 Two words I heard whenever I was with my great (very, truly great) aunt Mary Kathryn McKenzie (aka Sister) were frolics and fooling. She was my grandfather's youngest sister, the 9th of ten children. As such she spent many years both checking in on her older sisters and younger brother who lived on the family farm. She eventually moved back home to care for them. She and they laughed. All. The. Time. 

I am going through their photo albums now and laughing, as well. Aunt Emma Sawyer had a wicked tendency to shoot pictures of her sister regardless of what she was doing. And to keep them. All those "looks" she received from Sister were surely followed by laughter from both of them. 

Thursday, May 6, 2021

Iva Belle

 I am convinced my grandmother Iva Williams Sawyer (1900-1993) was one of the most photographed children her age in all of East Tennessee. I've shared a couple photos of her as a very young child and several of her as a young woman. But these newly scanned photos seal the deal. She was named Iva Belle, but grew to hate her middle name. She used Beverly on the rare occasions she used anything other than her maiden name as an adult. 

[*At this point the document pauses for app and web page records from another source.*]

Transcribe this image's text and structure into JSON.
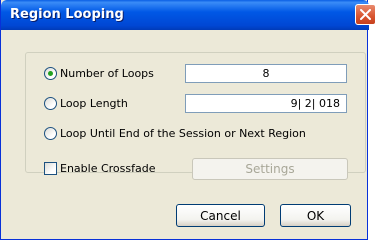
{
  "window": {
    "title": "Region Looping"
  },
  "options": {
    "number_of_loops": {
      "label": "Number of Loops",
      "checked": true,
      "value": "8"
    },
    "loop_length": {
      "label": "Loop Length",
      "checked": false,
      "value": "9| 2| 018"
    },
    "loop_until_end": {
      "label": "Loop Until End of the Session or Next Region",
      "checked": false
    }
  },
  "crossfade": {
    "label": "Enable Crossfade",
    "checked": false,
    "settings_label": "Settings"
  },
  "buttons": {
    "cancel_label": "Cancel",
    "ok_label": "OK"
  },
  "colors": {
    "titlebar": "#0058e6",
    "dialog_bg": "#ece9d8",
    "close_button": "#d8542f",
    "radio_dot": "#21a121"
  }
}
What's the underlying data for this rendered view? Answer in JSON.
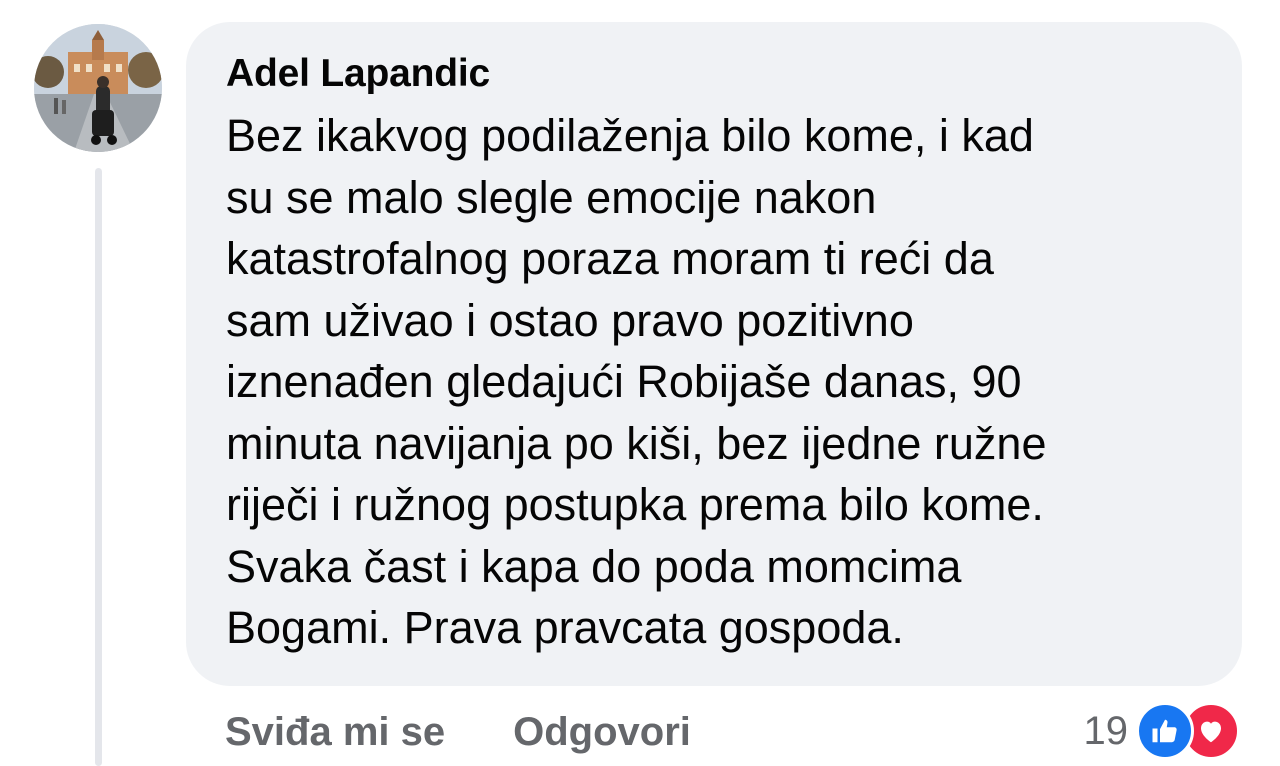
{
  "comment": {
    "author": "Adel Lapandic",
    "text_lines": [
      "Bez ikakvog podilaženja bilo kome, i kad",
      "su se malo slegle emocije nakon",
      "katastrofalnog poraza moram ti reći da",
      "sam uživao i ostao pravo pozitivno",
      "iznenađen gledajući Robijaše danas, 90",
      "minuta navijanja po kiši, bez ijedne ružne",
      "riječi i ružnog postupka prema bilo kome.",
      "Svaka čast i kapa do poda momcima",
      "Bogami. Prava pravcata gospoda."
    ]
  },
  "actions": {
    "like_label": "Sviđa mi se",
    "reply_label": "Odgovori"
  },
  "reactions": {
    "count": "19",
    "icons": [
      "like-icon",
      "love-icon"
    ],
    "colors": {
      "like": "#1877f2",
      "love": "#f02849"
    }
  },
  "colors": {
    "bubble": "#f0f2f5",
    "text": "#050505",
    "secondary_text": "#65676b",
    "thread_line": "#e4e6eb"
  }
}
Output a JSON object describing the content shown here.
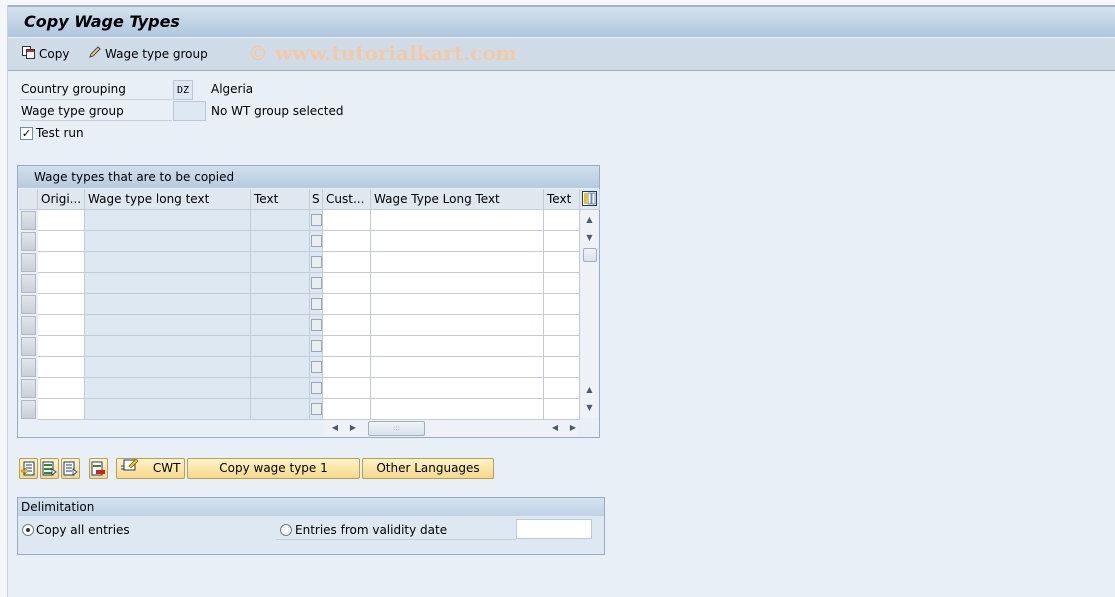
{
  "window": {
    "title": "Copy Wage Types"
  },
  "toolbar": {
    "copy_label": "Copy",
    "wage_type_group_label": "Wage type group",
    "watermark": "© www.tutorialkart.com"
  },
  "form": {
    "country_grouping_label": "Country grouping",
    "country_grouping_value": "DZ",
    "country_grouping_text": "Algeria",
    "wage_type_group_label": "Wage type group",
    "wage_type_group_value": "",
    "wage_type_group_text": "No WT group selected",
    "test_run_label": "Test run",
    "test_run_checked": true
  },
  "table": {
    "title": "Wage types that are to be copied",
    "columns": [
      {
        "label": "Origi..."
      },
      {
        "label": "Wage type long text"
      },
      {
        "label": "Text"
      },
      {
        "label": "S"
      },
      {
        "label": "Cust..."
      },
      {
        "label": "Wage Type Long Text"
      },
      {
        "label": "Text"
      }
    ],
    "row_count": 10,
    "layout_icon": "column-layout-icon"
  },
  "buttons": {
    "icons": [
      "insert-row-icon",
      "select-block-icon",
      "select-all-icon",
      "delete-row-icon"
    ],
    "cwt_label": "CWT",
    "copy_wage_type_label": "Copy wage type 1",
    "other_languages_label": "Other Languages"
  },
  "delimitation": {
    "title": "Delimitation",
    "copy_all_label": "Copy all entries",
    "copy_all_selected": true,
    "from_date_label": "Entries from validity date",
    "from_date_selected": false,
    "date_value": ""
  }
}
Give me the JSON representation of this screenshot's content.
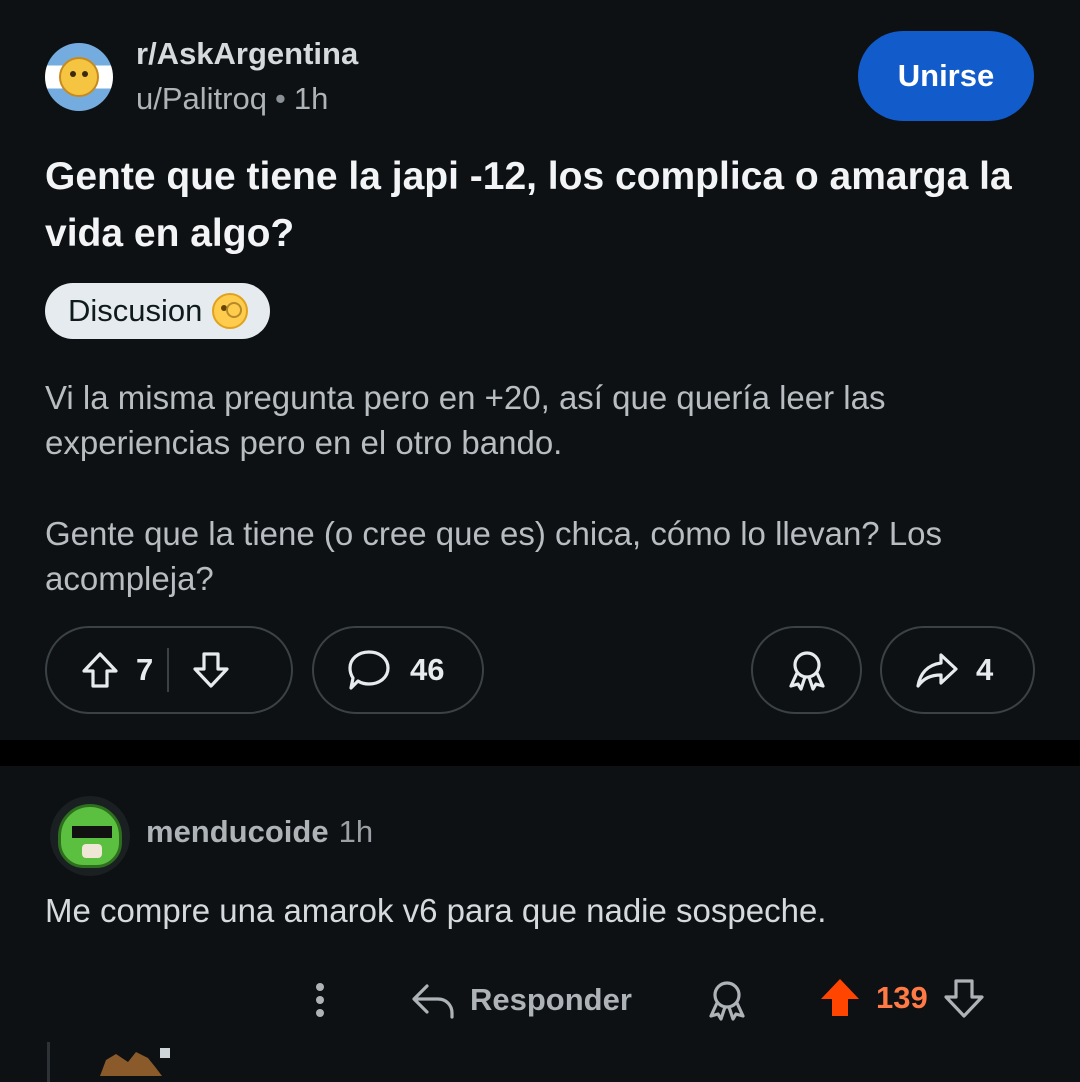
{
  "post": {
    "subreddit": "r/AskArgentina",
    "author": "u/Palitroq",
    "separator": "•",
    "time": "1h",
    "join_label": "Unirse",
    "title": "Gente que tiene la japi -12, los complica o amarga la vida en algo?",
    "flair": "Discusion",
    "body": [
      "Vi la misma pregunta pero en +20, así que quería leer las experiencias pero en el otro bando.",
      "Gente que la tiene (o cree que es) chica, cómo lo llevan? Los acompleja?"
    ],
    "upvotes": "7",
    "comments": "46",
    "shares": "4"
  },
  "comment": {
    "author": "menducoide",
    "time": "1h",
    "text": "Me compre una amarok v6 para que nadie sospeche.",
    "reply_label": "Responder",
    "score": "139"
  },
  "colors": {
    "background": "#0e1113",
    "join_button": "#115bca",
    "upvoted": "#ff4500",
    "score_upvoted": "#ff7a45"
  },
  "icons": [
    "upvote-icon",
    "downvote-icon",
    "comment-icon",
    "award-icon",
    "share-icon",
    "more-icon",
    "reply-icon"
  ]
}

Clockwise from the top center, Iva studying (note the telephone on the desk): Iva (on right) with her uncle, Judson McAdams, aunt, Alice Deacon McAdams, and cousin, Merle McAdams; Iva at the piano; Iva and her cousin Mary D. Williams who lived with them when Iva was a girl; Iva in a tam; Iva as a toddler with a doll and carriage (and ringlets!!); and Iva as a toddler in coat and bonnet. 

I have to wonder if her elder brothers were as well documented. Iva didn't have any portraits of them as boys beyond one of her brother Earl. 

Tuesday, April 27, 2021

Kowalczyk Family Photos from Poland

One of the (mixed) blessings of being the family historian is ending up with thousands of photographs, some originally belonging to people I neither knew nor was related to. My father's sister had most of her family photos and records. She also had some photos that originally belonged to her mother-in-law. 

Marianna (Mary) Kowalczyk was born in Gaczyska, Poland about 1892, a daughter of Franciszek Kowalczyk and Rozalia Mydlo. She married John Wiktorek after emigrating to the United States and had four sons - including her son Tony who was wise enough to marry my aunt Rose. She died in Johnson City, New York in 1985. These are photographs of her Kowalczyk family in Poland. A few are labeled. In Polish. Not a language I can decipher especially well. 

I share them hoping her family may find them here. I will be glad to provide what information is on the back of the photos upon request. With luck I can forward these on to someone for whom these will have more meaning. Though I do adore seeing them.